Hydrology - Water Resources Report 5
Hydrogeologic Framework of West-Central South Carolina
Rolf K. Aadland (Westinghouse Savannah River Company),
Joseph A. Gellici (South Carolina Department of Natural Resources),
Paul A. Thayer (University of North Carolina at Wilmington)
A detailed analysis of the hydrologic, geophysical, and core data from wells penetrating the updip Mesozoic-Cenozoic Coastal Plain sequence in west-central South Carolina and adjacent east-central Georgia was made to evaluate ground water movement and contaminant transport potential in a comprehensive regional context.
The classification of the aquifer and confining units utilizes a hierarchy of terms ranked at four levels. Level one is the hydrogeologic province and corresponds generally to the hydrologic systems classification of Miller and Renken (1988). The hydrogeologic province defines major regional rock and/or sediment packages that behave as a single unified hydrologic unit. Level two defines the aquifer and confining systems that transmit or retard ground water movement regionally. Level three, aquifer and confining units, are mappable units more than 400 square miles in area. Level four refers to aquifer and confining zones and differentiates aquifer and confining units on the basis of locally significant hydrogeologic characteristics.

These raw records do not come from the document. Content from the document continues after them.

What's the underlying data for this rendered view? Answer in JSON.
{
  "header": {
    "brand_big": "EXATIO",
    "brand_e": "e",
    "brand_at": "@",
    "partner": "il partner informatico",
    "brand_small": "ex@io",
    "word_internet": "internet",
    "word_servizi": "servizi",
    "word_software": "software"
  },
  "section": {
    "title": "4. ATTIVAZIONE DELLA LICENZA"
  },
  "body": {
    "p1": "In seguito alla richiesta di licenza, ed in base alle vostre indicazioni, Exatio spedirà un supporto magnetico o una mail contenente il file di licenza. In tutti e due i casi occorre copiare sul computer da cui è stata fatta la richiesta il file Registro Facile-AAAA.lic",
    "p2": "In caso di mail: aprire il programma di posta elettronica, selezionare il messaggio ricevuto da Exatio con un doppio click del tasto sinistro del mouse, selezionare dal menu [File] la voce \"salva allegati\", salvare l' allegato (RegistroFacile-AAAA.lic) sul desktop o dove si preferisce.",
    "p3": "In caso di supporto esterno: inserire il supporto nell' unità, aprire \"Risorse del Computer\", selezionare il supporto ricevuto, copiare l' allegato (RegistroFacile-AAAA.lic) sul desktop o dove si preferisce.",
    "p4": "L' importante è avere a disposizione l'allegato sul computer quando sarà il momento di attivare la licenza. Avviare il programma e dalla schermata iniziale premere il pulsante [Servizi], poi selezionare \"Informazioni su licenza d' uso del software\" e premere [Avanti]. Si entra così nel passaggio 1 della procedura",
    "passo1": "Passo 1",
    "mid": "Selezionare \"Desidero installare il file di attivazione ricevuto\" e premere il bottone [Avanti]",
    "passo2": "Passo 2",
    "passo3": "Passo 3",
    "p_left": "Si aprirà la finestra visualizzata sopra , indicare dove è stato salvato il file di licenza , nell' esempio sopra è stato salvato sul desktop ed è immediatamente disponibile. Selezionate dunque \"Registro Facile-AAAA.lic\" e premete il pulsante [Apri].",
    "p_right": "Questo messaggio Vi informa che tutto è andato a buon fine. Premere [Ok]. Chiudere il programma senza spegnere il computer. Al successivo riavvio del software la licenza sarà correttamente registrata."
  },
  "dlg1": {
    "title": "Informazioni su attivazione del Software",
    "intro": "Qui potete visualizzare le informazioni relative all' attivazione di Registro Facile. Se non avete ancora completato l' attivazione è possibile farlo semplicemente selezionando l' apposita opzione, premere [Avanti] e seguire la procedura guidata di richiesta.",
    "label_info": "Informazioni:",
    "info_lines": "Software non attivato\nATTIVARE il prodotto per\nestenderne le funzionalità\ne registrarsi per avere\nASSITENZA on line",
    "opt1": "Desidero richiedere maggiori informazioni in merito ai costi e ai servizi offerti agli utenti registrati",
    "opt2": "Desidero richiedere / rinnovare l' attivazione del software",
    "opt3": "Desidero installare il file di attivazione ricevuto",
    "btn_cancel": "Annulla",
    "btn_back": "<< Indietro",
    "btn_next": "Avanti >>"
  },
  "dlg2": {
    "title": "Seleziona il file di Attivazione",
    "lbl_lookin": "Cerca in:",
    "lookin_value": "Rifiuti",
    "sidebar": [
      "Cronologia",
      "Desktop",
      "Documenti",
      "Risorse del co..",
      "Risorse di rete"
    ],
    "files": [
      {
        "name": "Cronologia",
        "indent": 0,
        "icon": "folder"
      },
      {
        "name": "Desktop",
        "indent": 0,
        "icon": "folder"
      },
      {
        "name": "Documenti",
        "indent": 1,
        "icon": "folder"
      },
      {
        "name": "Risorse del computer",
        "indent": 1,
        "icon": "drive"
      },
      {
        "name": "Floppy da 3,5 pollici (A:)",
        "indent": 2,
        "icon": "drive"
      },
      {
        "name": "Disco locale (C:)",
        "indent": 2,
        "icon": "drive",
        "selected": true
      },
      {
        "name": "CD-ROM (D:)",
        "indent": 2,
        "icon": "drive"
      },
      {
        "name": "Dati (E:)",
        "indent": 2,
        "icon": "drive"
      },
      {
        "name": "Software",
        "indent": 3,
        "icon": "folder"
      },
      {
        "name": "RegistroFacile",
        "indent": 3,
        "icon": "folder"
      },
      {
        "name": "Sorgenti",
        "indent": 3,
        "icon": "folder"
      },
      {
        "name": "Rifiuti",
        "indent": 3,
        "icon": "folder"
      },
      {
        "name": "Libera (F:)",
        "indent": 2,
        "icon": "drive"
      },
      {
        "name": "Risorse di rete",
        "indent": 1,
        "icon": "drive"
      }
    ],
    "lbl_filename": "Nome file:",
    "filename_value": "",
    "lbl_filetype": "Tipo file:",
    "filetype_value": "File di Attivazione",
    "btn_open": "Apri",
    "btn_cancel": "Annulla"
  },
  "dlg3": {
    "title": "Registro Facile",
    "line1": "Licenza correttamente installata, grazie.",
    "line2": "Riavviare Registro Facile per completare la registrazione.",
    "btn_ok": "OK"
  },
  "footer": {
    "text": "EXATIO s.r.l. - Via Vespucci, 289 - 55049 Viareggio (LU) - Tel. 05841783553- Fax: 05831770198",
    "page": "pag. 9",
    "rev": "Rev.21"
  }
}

The basement complex is designated the Piedmont hydrogeologic province and consists of Lower Paleozoic-Precambrian igneous and metamorphic rocks and Triassic terrigenous clastics of the Dunbarton basin. Overlying the Piedmont hydrogeologic province is the Southeastern Coastal Plain hydrogeologic province, which consists of unconsolidated sediments of Cretaceous and Tertiary age.
The Southeastern Coastal Plain hydrogeologic province is divided into three aquifer systems; in descending order the Floridan, Dublin, and Midville aquifer systems. The Floridan and Dublin aquifer systems are separated by the Meyers Branch confining system; and the Dublin aquifer system is separated from the underlying Midville aquifer system by the Allendale confining system. Towards the northwest, the Dublin and Midville aquifer systems coalesce, forming the Dublin-Midville aquifer system. Farther northwest the Floridan and Dublin-Midville aquifer systems coalesce, forming the Floridan- Midville aquifer system. The Appleton confining system is at the base of the Southeastern Coastal Plain hydrogeologic province; near the coast the system thickens considerably and contains several aquifers.
The three aquifer systems extend southward from the study area to the coast. The Floridan aquifer system in the study area is the updip clastic equivalent of the carbonate sequence that constitutes the Floridan aquifer system in coastal South Carolina and Georgia. The Dublin and Midville aquifer systems also extend to the coast. Each aquifer system is subdivided into aquifers and confining units. In site-specific studies, the aquifers and/or confining units may be further subdivided into aquifer zones and confining zones as needed.
A set of comparative chronostratigraphic, lithostratigraphic, and hyrdostratigraphic charts and a series of lithostratigraphic and hydrostratigraphic sections, isopachous, and unit-surface maps, potentiometric-surface maps, and well-cluster profiles illustrate the hydrogeologic setting of the study area.
Copies of this report are available in the SCDNR's Columbia office.